▶ [INSTRUCTIONS TO FOLLOW]:
Check every line of the entries for "Erinnerung", and copy the lines that hold it.

▶ [MATERIAL SUPPLIED]:

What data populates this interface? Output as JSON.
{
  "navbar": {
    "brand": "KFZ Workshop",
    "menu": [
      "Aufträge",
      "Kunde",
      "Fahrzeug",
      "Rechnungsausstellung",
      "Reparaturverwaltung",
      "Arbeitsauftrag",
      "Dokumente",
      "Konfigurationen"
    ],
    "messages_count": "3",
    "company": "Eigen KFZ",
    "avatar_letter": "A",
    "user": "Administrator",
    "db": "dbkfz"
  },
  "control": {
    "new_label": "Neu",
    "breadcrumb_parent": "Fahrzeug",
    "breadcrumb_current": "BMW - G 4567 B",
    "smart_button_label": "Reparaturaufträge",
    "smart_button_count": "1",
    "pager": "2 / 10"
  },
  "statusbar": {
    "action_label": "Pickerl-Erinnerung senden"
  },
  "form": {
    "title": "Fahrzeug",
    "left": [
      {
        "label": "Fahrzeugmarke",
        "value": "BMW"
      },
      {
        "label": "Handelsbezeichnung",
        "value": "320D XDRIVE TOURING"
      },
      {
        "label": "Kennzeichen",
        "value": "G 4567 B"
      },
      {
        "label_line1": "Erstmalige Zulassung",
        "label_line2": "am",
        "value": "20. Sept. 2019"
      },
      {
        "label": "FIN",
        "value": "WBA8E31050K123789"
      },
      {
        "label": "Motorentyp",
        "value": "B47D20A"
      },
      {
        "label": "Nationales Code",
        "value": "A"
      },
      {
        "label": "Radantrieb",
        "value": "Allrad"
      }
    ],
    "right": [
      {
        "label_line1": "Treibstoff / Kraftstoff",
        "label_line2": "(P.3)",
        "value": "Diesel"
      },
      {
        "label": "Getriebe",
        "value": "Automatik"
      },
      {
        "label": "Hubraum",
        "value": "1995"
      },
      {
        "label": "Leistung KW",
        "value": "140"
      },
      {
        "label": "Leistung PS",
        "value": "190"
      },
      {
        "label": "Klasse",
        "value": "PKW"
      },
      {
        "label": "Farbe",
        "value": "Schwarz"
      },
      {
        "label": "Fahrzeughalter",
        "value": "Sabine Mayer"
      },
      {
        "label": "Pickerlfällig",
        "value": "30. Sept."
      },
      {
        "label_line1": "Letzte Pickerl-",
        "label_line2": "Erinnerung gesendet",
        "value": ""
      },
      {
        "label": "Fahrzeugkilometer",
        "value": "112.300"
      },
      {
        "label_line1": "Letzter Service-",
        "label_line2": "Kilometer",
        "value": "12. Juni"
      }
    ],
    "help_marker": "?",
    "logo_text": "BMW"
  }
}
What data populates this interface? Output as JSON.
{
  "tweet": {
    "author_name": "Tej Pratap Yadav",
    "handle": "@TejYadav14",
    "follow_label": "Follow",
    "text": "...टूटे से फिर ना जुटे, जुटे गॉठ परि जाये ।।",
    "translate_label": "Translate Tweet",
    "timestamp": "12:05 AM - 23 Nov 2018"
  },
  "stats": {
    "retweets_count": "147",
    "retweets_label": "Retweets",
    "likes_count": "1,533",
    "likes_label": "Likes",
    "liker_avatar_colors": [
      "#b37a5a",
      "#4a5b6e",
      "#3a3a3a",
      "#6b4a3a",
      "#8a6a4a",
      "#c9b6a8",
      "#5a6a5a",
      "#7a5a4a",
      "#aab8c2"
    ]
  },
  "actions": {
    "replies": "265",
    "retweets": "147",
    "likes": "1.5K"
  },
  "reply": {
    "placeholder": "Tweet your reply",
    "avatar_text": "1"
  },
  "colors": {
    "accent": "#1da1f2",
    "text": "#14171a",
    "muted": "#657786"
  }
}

▶ [SOLUTION FOR THIS PROBLEM]:
    "action_label": "Pickerl-Erinnerung senden"
        "label_line2": "Erinnerung gesendet",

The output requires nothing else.